Overpayments

Overpayments can result from claimants not reporting new earnings. The Division of Employment Security (DES) conducts a benefit payment control program to detect and prevent improper payment (overpayment) of unemployment benefits. The primary means of detecting overpayments are crossmatches with new hire data and quarterly wages reported for claimants by employers. When a match is made, the DES sends an Audit and Investigation form to the employer to confirm whether or not unemployment benefits were overpaid.

It is very important for an employer to complete and return the Audit and Investigation forms providing wages earned during each week the worker claimed unemployment benefits.

Overpayment of unemployment benefits can affect an employer's tax rate. Benefits charged to the employer's account as well as the balance of the Unemployment Compensation Trust Fund are factors that can raise an employer's tax rate. Employer taxes are deposited into the Trust Fund, from which benefits are paid. Claimants are required to pay back overpaid unemployment benefits, and payments are deposited back into the Trust Fund. Benefit charges for overpaid amounts are removed from an employer's account.

When the DES determines a claimant receiving UI benefits failed to report earnings, the claimant will be required to repay those benefits. Some overpayments are the result of honest mistakes. However, if the claimant committed fraud in obtaining UI benefits, he/she can be assessed an additional monetary penalty, as well as possibly having his/her benefit rights canceled and being arrested, fined and imprisoned.

If a claimant has received unemployment benefits and later receives legally required backpay for the same period, an overpayment results. If an overpayment is established under these circumstances, the employer is required to withhold the amount of the overpayment from the backpay. This amount is then paid to the DES by the employer. The employer should call the DES to find out the amount of the overpayment.

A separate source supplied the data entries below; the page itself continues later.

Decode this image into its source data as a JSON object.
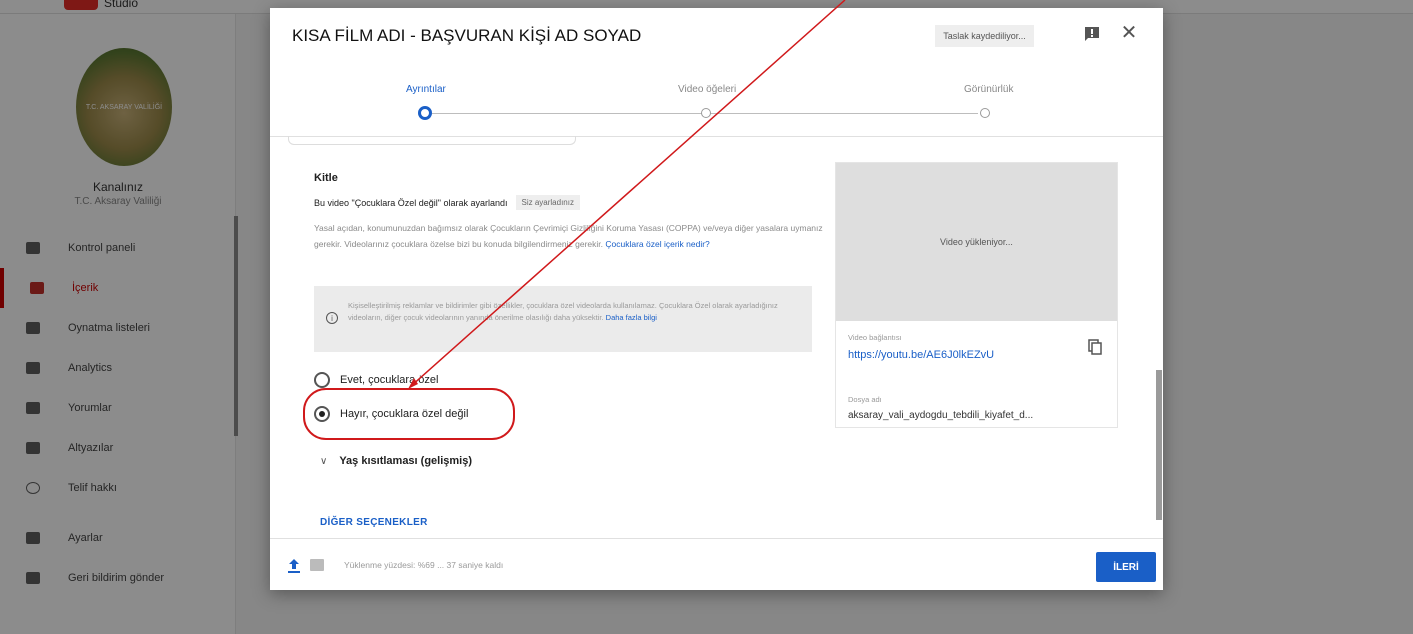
{
  "app": {
    "logo_text": "Studio",
    "channel": {
      "title": "Kanalınız",
      "subtitle": "T.C. Aksaray Valiliği",
      "emblem_text": "T.C. AKSARAY VALİLİĞİ"
    },
    "nav": [
      {
        "label": "Kontrol paneli",
        "icon": "dashboard-icon"
      },
      {
        "label": "İçerik",
        "icon": "video-content-icon",
        "active": true
      },
      {
        "label": "Oynatma listeleri",
        "icon": "playlist-icon"
      },
      {
        "label": "Analytics",
        "icon": "analytics-icon"
      },
      {
        "label": "Yorumlar",
        "icon": "comments-icon"
      },
      {
        "label": "Altyazılar",
        "icon": "subtitles-icon"
      },
      {
        "label": "Telif hakkı",
        "icon": "copyright-icon"
      },
      {
        "label": "Ayarlar",
        "icon": "settings-icon"
      },
      {
        "label": "Geri bildirim gönder",
        "icon": "feedback-icon"
      }
    ]
  },
  "dialog": {
    "title": "KISA FİLM ADI - BAŞVURAN KİŞİ AD SOYAD",
    "draft_status": "Taslak kaydediliyor...",
    "steps": [
      {
        "label": "Ayrıntılar",
        "active": true
      },
      {
        "label": "Video öğeleri",
        "active": false
      },
      {
        "label": "Görünürlük",
        "active": false
      }
    ],
    "audience": {
      "title": "Kitle",
      "status_text": "Bu video \"Çocuklara Özel değil\" olarak ayarlandı",
      "status_chip": "Siz ayarladınız",
      "legal_text": "Yasal açıdan, konumunuzdan bağımsız olarak Çocukların Çevrimiçi Gizliliğini Koruma Yasası (COPPA) ve/veya diğer yasalara uymanız gerekir. Videolarınız çocuklara özelse bizi bu konuda bilgilendirmeniz gerekir.",
      "legal_link": "Çocuklara özel içerik nedir?",
      "info_text": "Kişiselleştirilmiş reklamlar ve bildirimler gibi özellikler, çocuklara özel videolarda kullanılamaz. Çocuklara Özel olarak ayarladığınız videoların, diğer çocuk videolarının yanında önerilme olasılığı daha yüksektir.",
      "info_link": "Daha fazla bilgi",
      "option_yes": "Evet, çocuklara özel",
      "option_no": "Hayır, çocuklara özel değil",
      "age_restriction": "Yaş kısıtlaması (gelişmiş)",
      "more_options": "DİĞER SEÇENEKLER"
    },
    "preview": {
      "uploading_text": "Video yükleniyor...",
      "link_label": "Video bağlantısı",
      "link": "https://youtu.be/AE6J0lkEZvU",
      "file_label": "Dosya adı",
      "file_name": "aksaray_vali_aydogdu_tebdili_kiyafet_d..."
    },
    "footer": {
      "status": "Yüklenme yüzdesi: %69 ... 37 saniye kaldı",
      "next_button": "İLERİ"
    }
  },
  "colors": {
    "accent": "#1a5fc7",
    "annotation": "#d0191b"
  }
}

Example: A claimant is receiving unemployment benefits for the first three weeks of January 2014. A court determines that due to an existing contract, the claimant must receive his/her regular pay for those three weeks. The employer contacts the DES who determines what was paid out in unemployment benefits and the employer will withhold those amounts from the back pay to reimburse the DES for the overpayment as the claimant is not entitled to those benefits after the fact.